Use of Honey for Healing Pressure Ulcers: An Integrative Review

Sunday, 27 July 2014: 1:15 PM

Katherine Ricossa, RN, MS
Recuperative Skills Training, Kaiser Permanente Santa Clara Medical Center, Santa Clara, CA


Using Complementary and Alternative Methods (CAM) offers a holistic approach of caring for those with pressure ulcers. The purpose of this paper is to examine the caring and the healing process using CAM to examine a Systematic Integrated Review of 9 randomized clinical trials on the use of honey and the healing of pressure ulcers.

The costs of wound healing continue to escalate. It is important to explore alternative holistic modalities which are cost effective and achieve the desired outcome of wound healing. Honey is the ideal substance to provide effective wound healing properties: antibacterial, antimicrobial, anti inflammatory, wound cleansing and debridement. 


Several databases were examined: Natural Standard, Cochrane Library, PubMed, and Google Scholar. Internationally 8 randomized clinical trials were identified using honey for wound healing of pressure ulcers. No clinical trials were identified in the United States.


In the last 10 years, internationally 6 randomized clinical and 1 Intervention Review have been published on clinical trials examining the effectiveness of honey to treat and heal pressure ulcers as well as other wounds. Each sample size was different based on the geographical area where the study was conducted and different types of honey were used to determine the effectiveness on wound healing. Honey was not always effective on some wounds, but the evidence indicates that honey is effective in wound healing.

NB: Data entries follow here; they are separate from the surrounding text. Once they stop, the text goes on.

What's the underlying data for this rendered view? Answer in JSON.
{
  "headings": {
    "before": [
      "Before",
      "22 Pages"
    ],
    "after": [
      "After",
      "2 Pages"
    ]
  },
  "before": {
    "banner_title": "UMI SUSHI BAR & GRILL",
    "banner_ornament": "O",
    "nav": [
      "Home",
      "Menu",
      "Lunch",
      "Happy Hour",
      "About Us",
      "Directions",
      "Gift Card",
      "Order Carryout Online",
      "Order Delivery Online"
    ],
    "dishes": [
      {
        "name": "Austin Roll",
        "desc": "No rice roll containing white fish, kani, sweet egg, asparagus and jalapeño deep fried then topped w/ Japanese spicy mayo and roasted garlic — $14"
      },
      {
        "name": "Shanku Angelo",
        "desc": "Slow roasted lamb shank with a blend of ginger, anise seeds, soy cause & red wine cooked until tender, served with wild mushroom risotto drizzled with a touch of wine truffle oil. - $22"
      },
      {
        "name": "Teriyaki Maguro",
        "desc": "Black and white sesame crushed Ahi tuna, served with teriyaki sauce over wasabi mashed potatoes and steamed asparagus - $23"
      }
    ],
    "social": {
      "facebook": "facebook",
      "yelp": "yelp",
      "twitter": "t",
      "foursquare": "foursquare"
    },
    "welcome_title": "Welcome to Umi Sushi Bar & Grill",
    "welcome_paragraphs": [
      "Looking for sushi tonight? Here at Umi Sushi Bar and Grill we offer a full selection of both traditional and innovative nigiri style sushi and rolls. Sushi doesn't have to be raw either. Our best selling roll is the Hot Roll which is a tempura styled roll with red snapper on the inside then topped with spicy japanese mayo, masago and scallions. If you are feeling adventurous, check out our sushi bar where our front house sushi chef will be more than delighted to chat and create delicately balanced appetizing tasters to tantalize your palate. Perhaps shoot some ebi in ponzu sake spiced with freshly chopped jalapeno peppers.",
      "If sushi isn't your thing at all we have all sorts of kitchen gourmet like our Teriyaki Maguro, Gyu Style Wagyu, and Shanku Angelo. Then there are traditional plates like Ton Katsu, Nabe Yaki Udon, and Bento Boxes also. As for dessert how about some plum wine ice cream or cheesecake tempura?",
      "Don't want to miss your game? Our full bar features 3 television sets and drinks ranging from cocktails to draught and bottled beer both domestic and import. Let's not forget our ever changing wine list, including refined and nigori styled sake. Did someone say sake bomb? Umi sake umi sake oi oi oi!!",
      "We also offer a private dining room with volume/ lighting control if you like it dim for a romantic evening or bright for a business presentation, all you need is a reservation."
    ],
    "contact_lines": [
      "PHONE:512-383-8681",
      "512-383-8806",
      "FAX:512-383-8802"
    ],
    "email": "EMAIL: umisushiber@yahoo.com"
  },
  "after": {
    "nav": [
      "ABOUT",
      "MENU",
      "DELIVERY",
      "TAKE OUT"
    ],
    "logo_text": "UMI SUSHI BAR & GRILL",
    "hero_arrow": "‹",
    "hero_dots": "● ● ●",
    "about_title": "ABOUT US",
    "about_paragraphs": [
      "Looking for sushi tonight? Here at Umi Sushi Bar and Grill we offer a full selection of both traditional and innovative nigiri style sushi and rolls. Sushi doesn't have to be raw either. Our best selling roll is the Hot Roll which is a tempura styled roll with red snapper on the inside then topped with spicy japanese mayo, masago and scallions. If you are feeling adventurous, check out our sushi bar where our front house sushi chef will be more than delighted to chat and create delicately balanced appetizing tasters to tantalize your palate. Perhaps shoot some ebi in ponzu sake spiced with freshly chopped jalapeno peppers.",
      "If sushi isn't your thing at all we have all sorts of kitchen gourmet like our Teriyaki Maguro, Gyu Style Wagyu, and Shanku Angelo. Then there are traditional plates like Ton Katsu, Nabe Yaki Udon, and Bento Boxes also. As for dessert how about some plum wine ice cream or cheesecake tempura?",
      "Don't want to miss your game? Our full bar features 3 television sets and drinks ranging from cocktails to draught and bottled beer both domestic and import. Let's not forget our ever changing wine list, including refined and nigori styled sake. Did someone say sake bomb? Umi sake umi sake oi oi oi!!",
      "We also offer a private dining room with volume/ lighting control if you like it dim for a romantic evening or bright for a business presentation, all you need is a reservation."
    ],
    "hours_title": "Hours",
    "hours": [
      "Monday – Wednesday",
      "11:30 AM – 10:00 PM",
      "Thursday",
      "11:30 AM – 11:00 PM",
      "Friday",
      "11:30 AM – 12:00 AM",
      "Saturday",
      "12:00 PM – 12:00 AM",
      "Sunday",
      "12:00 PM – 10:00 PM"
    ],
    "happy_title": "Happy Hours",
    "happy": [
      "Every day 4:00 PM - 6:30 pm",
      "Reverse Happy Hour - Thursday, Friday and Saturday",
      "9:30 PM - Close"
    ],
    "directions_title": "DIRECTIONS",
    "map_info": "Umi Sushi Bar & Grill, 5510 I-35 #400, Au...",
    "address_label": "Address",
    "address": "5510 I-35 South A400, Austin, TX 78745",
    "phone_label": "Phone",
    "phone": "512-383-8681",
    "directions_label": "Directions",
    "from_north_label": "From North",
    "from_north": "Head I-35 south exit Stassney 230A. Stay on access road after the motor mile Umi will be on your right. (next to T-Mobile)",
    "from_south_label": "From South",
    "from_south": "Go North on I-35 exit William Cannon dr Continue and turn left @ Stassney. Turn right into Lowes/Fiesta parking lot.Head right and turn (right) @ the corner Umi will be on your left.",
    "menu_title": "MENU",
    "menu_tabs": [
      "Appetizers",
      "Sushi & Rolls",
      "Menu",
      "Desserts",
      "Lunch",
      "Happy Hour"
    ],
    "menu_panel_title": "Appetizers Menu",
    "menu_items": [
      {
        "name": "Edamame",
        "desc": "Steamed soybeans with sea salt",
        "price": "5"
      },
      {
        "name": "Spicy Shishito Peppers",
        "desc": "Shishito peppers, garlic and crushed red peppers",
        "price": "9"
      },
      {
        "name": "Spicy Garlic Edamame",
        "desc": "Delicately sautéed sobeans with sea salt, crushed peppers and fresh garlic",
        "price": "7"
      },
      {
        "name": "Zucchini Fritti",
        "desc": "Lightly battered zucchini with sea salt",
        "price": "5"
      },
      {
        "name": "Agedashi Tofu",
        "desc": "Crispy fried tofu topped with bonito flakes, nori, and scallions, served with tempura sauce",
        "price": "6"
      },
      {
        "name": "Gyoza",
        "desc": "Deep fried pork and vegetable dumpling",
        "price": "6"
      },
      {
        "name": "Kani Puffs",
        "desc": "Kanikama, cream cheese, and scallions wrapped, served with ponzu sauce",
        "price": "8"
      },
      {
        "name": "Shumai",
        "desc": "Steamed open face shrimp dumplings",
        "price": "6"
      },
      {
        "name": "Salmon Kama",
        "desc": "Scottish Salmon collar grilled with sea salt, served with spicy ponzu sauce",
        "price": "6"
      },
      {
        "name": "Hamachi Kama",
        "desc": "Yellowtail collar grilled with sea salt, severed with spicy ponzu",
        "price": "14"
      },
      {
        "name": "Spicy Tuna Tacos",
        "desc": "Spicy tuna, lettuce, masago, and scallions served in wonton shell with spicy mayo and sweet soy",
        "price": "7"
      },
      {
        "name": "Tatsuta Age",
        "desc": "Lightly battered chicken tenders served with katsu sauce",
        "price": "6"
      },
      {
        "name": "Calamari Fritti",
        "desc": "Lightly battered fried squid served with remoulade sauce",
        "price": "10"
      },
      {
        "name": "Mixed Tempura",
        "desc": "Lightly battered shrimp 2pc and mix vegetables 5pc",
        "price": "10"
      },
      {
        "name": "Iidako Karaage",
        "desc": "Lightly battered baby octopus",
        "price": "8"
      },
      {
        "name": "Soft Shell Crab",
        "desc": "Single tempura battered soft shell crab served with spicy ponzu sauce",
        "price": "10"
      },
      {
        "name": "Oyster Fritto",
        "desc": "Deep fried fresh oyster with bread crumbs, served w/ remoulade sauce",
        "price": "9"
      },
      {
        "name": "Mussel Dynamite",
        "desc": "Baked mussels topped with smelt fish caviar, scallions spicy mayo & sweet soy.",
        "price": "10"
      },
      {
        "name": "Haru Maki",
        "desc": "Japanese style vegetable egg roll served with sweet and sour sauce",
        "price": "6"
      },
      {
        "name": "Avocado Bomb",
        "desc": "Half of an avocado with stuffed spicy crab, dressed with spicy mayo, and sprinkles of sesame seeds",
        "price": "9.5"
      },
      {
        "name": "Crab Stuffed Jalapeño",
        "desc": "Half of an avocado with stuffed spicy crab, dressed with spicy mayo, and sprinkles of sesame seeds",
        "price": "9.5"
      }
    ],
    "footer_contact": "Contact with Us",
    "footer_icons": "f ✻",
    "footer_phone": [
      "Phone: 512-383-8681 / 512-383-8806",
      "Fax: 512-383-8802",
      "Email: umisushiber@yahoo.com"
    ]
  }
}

Few studies have been conducted on the effectiveness of wound healing with honey internationally. It is suggested that honey is nature’s perfect substance for wound healing for pressure ulcers. It is difficult to generalize on the effectiveness of honey based on these randomized clinical trials with heterogeneous samples and wound types. Based on these studies, honey is effective on healing pressure ulcers. However, additional research must be conducted using homogenous samples and pressure ulcer types to establish a basis for practice.